yards, and while tho preliminary bids
show that tho Maro Island ynrd is pre
pared to do tho work at n lower figure
than the Now York yard It Is probablo
that the work will bo divided between
One of the "oilers" Is needed on tho
Atluntlc coast, nnd tho Mnro Island
yard Is now about to undertake tho
construction of the gunboats Mouocn
cy and Palos, which probably will tax
Short Season Expected to Have All It
Can Do Providing Appropriations,
Estimates of the cost of running the
government for the fiscal year begin
ning July 1, 1018, are ready for ap
proval by the cabinet beforo submis

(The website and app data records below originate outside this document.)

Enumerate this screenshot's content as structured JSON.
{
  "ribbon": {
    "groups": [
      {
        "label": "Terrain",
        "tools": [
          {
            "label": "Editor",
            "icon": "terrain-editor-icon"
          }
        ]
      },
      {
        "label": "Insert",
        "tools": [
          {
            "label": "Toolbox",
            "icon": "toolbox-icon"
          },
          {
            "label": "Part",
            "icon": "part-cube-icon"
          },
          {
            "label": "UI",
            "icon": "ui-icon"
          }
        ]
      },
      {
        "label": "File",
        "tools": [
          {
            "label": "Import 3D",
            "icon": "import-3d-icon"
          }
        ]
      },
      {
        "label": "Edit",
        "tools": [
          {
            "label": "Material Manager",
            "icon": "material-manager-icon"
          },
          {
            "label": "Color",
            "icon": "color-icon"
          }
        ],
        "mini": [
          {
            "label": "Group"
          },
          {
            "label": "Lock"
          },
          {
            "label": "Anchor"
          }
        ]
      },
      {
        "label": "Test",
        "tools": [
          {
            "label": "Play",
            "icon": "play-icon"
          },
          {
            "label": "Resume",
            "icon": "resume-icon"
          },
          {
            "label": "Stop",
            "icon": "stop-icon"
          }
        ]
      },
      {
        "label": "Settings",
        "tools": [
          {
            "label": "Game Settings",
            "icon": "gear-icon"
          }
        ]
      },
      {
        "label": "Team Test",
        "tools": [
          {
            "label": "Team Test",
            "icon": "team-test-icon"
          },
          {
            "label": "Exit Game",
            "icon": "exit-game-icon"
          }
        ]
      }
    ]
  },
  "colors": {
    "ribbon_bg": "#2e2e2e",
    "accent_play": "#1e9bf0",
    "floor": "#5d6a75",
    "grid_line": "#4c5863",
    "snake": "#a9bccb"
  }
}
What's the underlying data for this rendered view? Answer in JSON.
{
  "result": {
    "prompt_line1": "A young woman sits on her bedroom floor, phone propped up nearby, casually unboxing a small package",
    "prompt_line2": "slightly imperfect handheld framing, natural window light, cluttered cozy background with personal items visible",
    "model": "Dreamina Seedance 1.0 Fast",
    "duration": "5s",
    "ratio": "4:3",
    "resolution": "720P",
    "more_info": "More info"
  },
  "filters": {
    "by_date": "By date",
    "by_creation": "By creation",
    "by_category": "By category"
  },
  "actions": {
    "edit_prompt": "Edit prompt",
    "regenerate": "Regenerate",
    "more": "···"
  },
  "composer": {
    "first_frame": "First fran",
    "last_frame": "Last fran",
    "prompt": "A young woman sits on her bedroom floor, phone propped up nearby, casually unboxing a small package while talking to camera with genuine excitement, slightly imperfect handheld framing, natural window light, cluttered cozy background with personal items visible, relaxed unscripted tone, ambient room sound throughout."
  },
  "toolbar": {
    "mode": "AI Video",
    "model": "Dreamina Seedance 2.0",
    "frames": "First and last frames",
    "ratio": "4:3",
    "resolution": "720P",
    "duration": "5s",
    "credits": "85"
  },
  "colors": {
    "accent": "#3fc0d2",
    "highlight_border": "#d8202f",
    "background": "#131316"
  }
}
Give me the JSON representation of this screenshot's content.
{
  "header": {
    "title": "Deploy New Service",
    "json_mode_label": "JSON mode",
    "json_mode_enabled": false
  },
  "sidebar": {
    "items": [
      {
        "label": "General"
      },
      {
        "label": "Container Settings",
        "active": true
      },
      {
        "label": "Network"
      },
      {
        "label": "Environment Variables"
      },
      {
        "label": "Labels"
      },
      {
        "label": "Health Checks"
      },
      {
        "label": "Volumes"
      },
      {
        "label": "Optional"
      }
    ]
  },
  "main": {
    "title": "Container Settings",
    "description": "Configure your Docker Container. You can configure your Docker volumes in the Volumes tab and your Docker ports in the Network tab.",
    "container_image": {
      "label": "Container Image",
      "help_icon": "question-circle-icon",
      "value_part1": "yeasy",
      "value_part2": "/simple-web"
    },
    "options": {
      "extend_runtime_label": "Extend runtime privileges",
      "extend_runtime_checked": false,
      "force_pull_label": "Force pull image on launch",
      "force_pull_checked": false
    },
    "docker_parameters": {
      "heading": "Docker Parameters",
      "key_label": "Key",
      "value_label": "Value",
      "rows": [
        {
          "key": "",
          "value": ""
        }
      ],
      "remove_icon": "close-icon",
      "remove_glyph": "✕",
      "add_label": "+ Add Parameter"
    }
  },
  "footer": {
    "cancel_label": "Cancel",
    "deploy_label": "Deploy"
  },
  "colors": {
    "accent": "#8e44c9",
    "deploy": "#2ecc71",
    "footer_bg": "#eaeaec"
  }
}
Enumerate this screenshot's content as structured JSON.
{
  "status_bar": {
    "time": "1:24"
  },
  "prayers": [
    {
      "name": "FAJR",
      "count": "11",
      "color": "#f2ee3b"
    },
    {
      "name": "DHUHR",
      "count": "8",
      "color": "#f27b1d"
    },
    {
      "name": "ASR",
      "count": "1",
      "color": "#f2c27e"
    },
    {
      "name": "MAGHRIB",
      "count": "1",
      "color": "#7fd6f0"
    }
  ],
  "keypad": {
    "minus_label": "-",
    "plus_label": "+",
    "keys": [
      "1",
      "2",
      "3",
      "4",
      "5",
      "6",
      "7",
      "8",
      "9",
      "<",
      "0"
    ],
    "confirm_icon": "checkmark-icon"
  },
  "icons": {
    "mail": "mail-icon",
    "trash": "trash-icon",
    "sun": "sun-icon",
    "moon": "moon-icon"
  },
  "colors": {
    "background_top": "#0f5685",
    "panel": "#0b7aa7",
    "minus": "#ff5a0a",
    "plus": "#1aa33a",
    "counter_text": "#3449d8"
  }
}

sion to congress. Some of the larger
Treasury, ? 137,000,000; war depart
ment, $200,000,000; navy, ? 130,000,000;
agriculture $31,000,000; legislative,
$14,000,000, and poatofllee, $276,000,000.
Tho postofflce department will request
an emergency appropriation of $17,
000,000 to get the parcels poet in run
It U considered likely congress will
have all It can do In passing the appro
priation bllhj without taking up any
other Important legislation.
Don't Go Up
In the Air!
And Then You Will Be
Suited DOWN TO
SO WILL THE POOR, TIRED
Designer and Man- g
Office and Works;
1036 MAIN ST.
CHICHESTER S PILLS
!?rr-v THE 1IIAJ10.N1 BRAND. A
i ii-tun-ien uianond ilrand
I'llli In lied and I old metallic'
poies, sealed wita Blue Ribbon,
TaLe no olker. Ilur of roar
DIAMOND IIHAND IMLLR, for S3
vein known it fWt.Sifrct. Ala nnM
SOLD BVDRUGQISTS EVERYWHERE
The Honesdale Dime
CONDITION AT THE CLOSE OF BUSINESS
NOV. 2, 1912
Hon As 111,380.00
MortjiUfjcs n ii U
Judgments .. l!58,n 10.00
Cu.sli nnd Duo
From Hanks .. t)0,r08.13
lteal Kstute and
A WONDERFUL GROWTH
From the day of its opening, Jan. 2, 1906,
down to the present time the business of this
bank has steadily increased.
D. & H. CO. TIHE TABLE
. . . Lake todore
... . Waymart
Fort en I a
TN THE COUIlT OF COMMON PLEAS
1 OF WAYNE COUNTY.
Hobcrt Stewart v, Suslo Stewart.
To SUSIE STEWART: You are
heroby roqulred to appear In the
said Court on tho second Monday la
December next, to answer, tho coni
plnlnt exhibited to tho Judgo of saU
court by Robert Stewart, your hus
band, In tho cnuso abovo stated, or la
default thereof n decree of divorce
as prayed for In eald complaint may
bo mado against yon In your ab
sence. F. C. KIMBLE, Sheriff.
Honesdale, Pa., Nov. G, 1312.
would like to sec you If
I you are In the. marked
: JEWELRY, SILVER-
$ WARE, WATCHES,
i AND NOVELTIES
"Guaranteed articles only sold." j
"Stickicy's Furniture" is THE KIND
that serves ynu best.
For this macnlfieent Turkish Rocker
upholstered in Boston leither, a splendid
imitation of cenuine leather that wears
well and nearly as loneasthe bestsrenulne
leather. This comfortable Hocfcer is lame
size, well made and made for a lifetime of
service. Handsome in design, strictly
first-class in workmanship, and the equal
of Turkish Rockers retailing for (15.00.
Carefully packed and shipped,
freight charges prepaid, for $10.70.
Send today for our latest catalog
of furniture. Mailed free.
BINGHAMTON, N. Y.
Capital $ 7.-.000.00
Surplus and Undi
vided Trollis .. 71,312.21 g
Sept. 29, 1912.